While I was watching this for the very first time, armed with the whole “he will knock four times” prophecy, I loved how my heart would skip a beat every time there was something like four knocks, and it kept on recurring until the end. There was the Master pounding four times over and over again on that metal drum, and the rhythm of four that was the signal that was planted in the Master’s brain. So, at the end, when the Doctor discovers that he was alive even after defeating Rassilon, you feel the same amount of joy; and then when you hear those four knocks from Wilfred “Wilf” Mott (Bernard Cribbins), a calm sense of dread just washes over you and everything becomes to make sense, which is also probably how the Tenth Doctor felt as well.
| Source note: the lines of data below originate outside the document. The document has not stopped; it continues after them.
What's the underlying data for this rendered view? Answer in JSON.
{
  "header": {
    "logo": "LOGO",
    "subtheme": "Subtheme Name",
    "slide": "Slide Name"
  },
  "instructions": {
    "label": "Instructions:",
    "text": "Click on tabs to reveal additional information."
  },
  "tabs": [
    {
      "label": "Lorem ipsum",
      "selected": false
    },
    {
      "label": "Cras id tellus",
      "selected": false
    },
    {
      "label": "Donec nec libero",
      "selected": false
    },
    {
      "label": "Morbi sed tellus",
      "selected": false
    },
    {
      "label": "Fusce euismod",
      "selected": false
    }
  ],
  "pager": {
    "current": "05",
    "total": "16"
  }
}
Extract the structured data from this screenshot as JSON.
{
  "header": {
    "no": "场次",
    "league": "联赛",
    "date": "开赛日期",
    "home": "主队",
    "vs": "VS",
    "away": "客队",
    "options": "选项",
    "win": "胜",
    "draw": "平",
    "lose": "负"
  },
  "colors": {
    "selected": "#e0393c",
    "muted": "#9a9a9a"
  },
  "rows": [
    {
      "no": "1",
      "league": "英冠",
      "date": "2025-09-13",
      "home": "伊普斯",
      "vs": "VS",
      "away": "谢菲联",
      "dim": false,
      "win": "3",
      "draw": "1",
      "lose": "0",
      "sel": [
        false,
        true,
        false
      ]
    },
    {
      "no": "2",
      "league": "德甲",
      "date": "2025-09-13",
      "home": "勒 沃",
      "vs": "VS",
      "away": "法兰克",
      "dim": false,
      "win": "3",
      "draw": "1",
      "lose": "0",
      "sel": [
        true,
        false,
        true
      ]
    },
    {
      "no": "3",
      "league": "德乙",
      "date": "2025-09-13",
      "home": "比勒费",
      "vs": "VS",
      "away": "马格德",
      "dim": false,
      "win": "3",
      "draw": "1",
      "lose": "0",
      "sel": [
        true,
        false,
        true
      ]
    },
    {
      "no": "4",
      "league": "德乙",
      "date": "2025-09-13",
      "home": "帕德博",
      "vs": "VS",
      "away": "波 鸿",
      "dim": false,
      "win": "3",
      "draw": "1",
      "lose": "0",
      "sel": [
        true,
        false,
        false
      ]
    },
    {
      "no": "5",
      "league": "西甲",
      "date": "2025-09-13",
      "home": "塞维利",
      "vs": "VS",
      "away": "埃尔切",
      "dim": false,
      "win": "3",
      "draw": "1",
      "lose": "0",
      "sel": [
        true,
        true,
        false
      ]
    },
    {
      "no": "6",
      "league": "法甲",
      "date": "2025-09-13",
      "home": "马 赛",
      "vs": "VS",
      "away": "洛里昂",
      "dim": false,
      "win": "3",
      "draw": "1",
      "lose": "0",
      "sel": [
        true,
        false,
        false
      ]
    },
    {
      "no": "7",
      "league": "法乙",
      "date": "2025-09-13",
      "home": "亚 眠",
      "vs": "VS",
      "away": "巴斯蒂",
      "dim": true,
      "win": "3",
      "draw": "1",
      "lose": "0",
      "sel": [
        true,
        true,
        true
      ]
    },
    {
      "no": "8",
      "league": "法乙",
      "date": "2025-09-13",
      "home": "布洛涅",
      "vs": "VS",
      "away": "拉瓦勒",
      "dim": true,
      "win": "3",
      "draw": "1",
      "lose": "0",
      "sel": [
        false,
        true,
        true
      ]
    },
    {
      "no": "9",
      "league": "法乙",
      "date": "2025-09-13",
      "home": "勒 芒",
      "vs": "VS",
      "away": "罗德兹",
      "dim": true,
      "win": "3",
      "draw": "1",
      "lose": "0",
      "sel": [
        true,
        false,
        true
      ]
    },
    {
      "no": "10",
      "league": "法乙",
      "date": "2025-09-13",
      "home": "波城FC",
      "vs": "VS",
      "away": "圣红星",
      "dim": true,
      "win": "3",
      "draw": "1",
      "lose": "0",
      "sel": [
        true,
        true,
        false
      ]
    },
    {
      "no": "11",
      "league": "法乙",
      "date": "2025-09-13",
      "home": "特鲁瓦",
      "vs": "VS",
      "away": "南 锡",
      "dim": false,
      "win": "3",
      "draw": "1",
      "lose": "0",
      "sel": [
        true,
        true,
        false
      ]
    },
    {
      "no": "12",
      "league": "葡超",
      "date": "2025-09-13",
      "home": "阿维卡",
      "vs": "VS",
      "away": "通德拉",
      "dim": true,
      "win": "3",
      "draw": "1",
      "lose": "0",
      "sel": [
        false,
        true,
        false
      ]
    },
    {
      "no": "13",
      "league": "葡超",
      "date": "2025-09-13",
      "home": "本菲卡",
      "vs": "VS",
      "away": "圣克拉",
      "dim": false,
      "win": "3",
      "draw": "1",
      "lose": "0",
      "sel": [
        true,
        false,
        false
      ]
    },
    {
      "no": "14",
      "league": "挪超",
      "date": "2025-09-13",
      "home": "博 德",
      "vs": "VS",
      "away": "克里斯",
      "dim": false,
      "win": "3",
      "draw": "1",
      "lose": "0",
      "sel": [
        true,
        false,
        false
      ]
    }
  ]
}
And then there’s that wonderful speech by Tennant, which, for me, was just an amazing piece of acting, even though he was firing at all cylinders during the entire thing. And the way he goes out was wonderfully done. Instead of him going out because of doing something heroic, the Tenth Doctor met his end because he CHOSE to save a very good friend of his, and his only link back to Donna.
Speaking of Donna, I love that line in the end when she realizes that she missed out on a big event again. Seeing Donna here was heartbreaking, especially because she can never live up to her true potential, as the Doctor’s companion or as the Doctor-Donna.
Also, I love how Davies wrapped everything up, and that even if the addition of Wilf to the Noble family was by accident, he made everything work so that Wilf would be that last loose thread connecting to the Tenth Doctor.
Many do feel that it was self-indulgent that the Tenth Doctor was able to prolong his regeneration long enough to check up on not just his most recent companions but to all of the Doctor’s companions since the First Doctor (as mentioned in the episode of “The Sarah Jane Adventures” entitled “The Death of the Doctor”), but I think that it was very much in character.
Aside from it being a chance for the audience as well to say goodbye and check up on all of the companions we have seen since the show got rebooted in 2005, it allowed the Tenth Doctor to be reassured that all of them are alright before he steps back into his TARDIS and regenerate alone. It was also interesting that the last person he met before he really did regenerate was the first person his Doctor had ever seen- Rose Tyler (Billie Piper).
It was also fitting that his regeneration was rather violent because he really didn’t want to regenerate into a new version of himself.
So, there you have it, we have made it to the end of the not just the conclusion of the story of the Tenth Doctor, but also to the end of the Davies era. Now, there is nothing left to do but to march onwards to the Eleventh Doctor (Matt Smith) and the era of Steven Moffat, while still keeping these past few series fondly in our memories and hearts.
However, just like Tennant and Davies with the specials, we are also going to linger just a little bit more in this particular era as the next few posts will all be Character Guide posts for Rose Tyler, Martha Jones, Donna Noble, and of course, the Tenth Doctor.
So, how did you like the four last specials that Tennant did as the Tenth Doctor? Was there anything you liked or disliked about the Russell T. Davies era? What were your favorite moments from Series 1 to 4? What do you think about how I ended up reconciling “The End of Time” and “The Day of the Doctor”? Feel free to comment and discuss below, just remember to be civil and respectful of everyone.